Deciphering the current state of the UK mortgage market could take the equivalent of a PhD at the moment, given its complications, who it currently favours, who it might favour in the future, what house prices/interest rates/supply/demand are all doing, and of course not forgetting the rather sizeable impact of both its regulators and the politicians of the day. Thrown in the dreaded B-word, ‘Brexit’, and you add another layer of complexity which you might ordinarily hope to avoid, but there you go.
Advisers of course have to steer clients through all of this and while we stakeholders tend to keep a close eye on what’s happening and how it affects our businesses, clients themselves might only be picking up snippets here and there. Which means when they come to you looking for a sub-1.5% fixed-rate but they’ve only got a 10% deposit, or they have multiple income sources, or they have arrears in their past, then it can become an even trickier market to navigate.
What we might well do is look at the areas in which demand is at its greatest and decide to concentrate our efforts there. The latest UK Finance lending statistics for February – which admittedly already feels a long time ago – do provide some idea of the growing trends within the UK mortgage market, and it will perhaps be of no surprise to see that both remortgaging – residential and buy-to-let – continues to lead the way and provide the considerable foundations on which the market is based.
There has also been much talk about the increasing amount of support for first-time buyers and whether this might actually translate into greater levels of purchasing. The cut to stamp duty – introduced in England and Northern Ireland last November – was (by the time of the Chancellor’s Spring Statement) supposedly meant to have resulted in 60,000 first-timers purchasing in the intervening months. Whether any of those were motivated to purchase because of the stamp duty changes is however a completely different matter altogether.
But, perhaps it doesn’t really matter, with the number of first-timers hitting 25,200 in February, 2.4% up when compared with the same month in 2017, while perhaps of real interest is the number of home-movers. There has been an underlying feeling that first-timers have profited from a raft of Government measures, but it has neglected those further up the ladder that might be having considerable difficulty moving on. After all, if those houses are not freed up, and we continue to build the same number of homes that can be accessed by first-time buyers, then at some point there will be no stock for the new blood to buy.
The UK Finance statistics suggest the problem might not be as deep as we thought, with February’s 24,800 home movers remaining unchanged from the previous year. It is however particularly interesting that first-time buyers now outnumber home movers when this has not been the state of affairs for many, many years. If home mover numbers do continue to slide – as looks likely – then we are in danger of the housing market slowly grinding to a halt in the months and years to come.

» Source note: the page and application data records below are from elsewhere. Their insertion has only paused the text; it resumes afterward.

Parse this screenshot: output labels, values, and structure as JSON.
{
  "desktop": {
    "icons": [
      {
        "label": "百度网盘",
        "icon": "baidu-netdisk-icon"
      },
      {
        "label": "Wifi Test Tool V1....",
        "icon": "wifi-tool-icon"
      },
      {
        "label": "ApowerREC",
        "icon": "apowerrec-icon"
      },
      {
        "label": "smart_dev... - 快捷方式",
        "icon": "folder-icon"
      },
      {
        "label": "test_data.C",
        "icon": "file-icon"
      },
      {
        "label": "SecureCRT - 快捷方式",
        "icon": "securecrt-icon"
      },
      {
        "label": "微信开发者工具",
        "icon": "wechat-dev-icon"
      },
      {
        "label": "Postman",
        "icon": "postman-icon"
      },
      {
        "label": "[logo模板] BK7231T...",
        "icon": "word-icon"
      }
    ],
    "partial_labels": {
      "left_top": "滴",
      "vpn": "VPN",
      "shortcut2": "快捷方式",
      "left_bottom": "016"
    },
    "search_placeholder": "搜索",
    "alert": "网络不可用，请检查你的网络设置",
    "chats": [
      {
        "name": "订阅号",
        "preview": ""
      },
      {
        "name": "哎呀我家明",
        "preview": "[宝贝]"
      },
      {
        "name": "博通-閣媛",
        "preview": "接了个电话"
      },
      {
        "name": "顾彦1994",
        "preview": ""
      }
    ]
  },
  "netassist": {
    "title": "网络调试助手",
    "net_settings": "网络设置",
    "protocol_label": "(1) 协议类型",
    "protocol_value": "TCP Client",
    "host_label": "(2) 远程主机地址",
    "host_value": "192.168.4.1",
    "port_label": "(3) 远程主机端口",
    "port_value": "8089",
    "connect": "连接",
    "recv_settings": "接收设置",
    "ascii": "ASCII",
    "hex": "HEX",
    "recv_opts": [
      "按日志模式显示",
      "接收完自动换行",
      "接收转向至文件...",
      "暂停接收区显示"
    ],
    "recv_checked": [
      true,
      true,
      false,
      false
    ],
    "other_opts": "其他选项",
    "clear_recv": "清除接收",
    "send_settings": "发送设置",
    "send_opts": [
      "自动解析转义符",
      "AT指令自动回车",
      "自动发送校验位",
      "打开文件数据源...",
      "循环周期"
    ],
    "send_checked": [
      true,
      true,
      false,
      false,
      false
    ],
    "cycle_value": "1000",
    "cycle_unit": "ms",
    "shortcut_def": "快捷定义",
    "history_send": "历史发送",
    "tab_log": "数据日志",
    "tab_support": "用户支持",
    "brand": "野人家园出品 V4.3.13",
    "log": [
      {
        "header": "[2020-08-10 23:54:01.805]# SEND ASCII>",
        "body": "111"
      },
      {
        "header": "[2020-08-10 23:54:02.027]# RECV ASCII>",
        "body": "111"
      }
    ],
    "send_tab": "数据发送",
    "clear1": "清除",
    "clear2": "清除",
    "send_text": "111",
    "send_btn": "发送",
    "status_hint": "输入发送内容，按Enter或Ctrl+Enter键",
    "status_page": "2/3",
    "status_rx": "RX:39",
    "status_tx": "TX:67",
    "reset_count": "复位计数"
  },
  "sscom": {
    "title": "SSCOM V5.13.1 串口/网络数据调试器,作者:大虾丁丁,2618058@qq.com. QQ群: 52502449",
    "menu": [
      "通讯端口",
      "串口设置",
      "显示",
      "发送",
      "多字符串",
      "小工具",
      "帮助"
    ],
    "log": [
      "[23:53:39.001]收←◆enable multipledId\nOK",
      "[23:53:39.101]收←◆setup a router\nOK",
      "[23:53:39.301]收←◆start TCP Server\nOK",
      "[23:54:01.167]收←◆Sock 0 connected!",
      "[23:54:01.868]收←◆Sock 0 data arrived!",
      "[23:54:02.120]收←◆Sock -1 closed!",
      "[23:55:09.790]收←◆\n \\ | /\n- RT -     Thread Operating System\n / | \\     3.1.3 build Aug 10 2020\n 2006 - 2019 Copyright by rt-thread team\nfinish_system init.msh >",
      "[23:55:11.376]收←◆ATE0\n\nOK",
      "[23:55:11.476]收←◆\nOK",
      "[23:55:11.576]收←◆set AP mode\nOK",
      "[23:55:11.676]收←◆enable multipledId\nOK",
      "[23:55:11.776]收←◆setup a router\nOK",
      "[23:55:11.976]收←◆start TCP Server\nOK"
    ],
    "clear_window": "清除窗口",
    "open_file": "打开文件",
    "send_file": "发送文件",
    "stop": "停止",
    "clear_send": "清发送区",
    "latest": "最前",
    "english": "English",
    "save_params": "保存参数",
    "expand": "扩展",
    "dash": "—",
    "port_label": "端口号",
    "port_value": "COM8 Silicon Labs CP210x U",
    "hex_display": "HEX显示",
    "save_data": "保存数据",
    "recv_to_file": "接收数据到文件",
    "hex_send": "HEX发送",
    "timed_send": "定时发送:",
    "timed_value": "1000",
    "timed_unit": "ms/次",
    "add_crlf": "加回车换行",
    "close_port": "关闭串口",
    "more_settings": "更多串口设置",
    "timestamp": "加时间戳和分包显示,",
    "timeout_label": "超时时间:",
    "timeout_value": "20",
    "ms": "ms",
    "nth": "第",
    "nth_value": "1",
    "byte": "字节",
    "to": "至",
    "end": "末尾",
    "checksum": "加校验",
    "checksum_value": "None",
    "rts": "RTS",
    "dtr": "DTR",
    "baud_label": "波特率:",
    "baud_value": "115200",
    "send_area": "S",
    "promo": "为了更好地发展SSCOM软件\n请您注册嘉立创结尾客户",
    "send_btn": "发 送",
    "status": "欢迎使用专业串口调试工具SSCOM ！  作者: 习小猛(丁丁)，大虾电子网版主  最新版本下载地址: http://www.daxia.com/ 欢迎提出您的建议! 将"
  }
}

This does seem to chime with our own figures – over the course of the last six to eight months, first-time buyer purchase numbers have stayed relatively steady between 40-50%, but then you add in buy-to-let purchase of between 10-15%, and you can see the number of home mover numbers is undoubtedly below first-timers – historically not a place it has been, certainly over the past couple of decades.
So, where does this leave us? Well, clearly at present we have a dominant remortgage market – not forgetting the opportunities that exist in the product transfer sector; a growing first-time buyer opportunity – with the Government showing no signs of pulling back in terms of its commitment to it; and a number of other specialist areas, notably later life lending/equity release, which are likely to see continued growth in the months and years to come.
Client demand for mortgages in most areas is not falling back, except perhaps home mover; even buy-to-let purchases seem likely to rise as professional and portfolio landlords get to grips with the new taxation environment they’ve been placed in. Plus, when interest rate rises appear to be inevitable – although the big question is when – then clearly there will be many interested borrowers seeking to lock into competitive rates before they slip away. Perhaps forever.
On top of this, advisers not only have the mortgage opportunity, but everything else that comes with it – we’ve just revamped our residential cashback remortgage offer and introduced a similar fixed-fee offering for buy-to-let remortgaging. This is a part of the market that looks unlikely to fall back anytime soon; indeed as people stay in properties longer and landlords look to hold onto them, this appears to be a thriving opportunity. When you’re not seeing clients for two, perhaps three, years it’s the perfect time to reassess their changing needs and ensure they have access to all their needs, be it protection, GI, conveyancing, you name it.
In that sense, the market remains heavily in the adviser’s favour – it’s up to you to handle the twists and turns that always come with our market.
Harpal Singh is managing director of Broker Conveyancing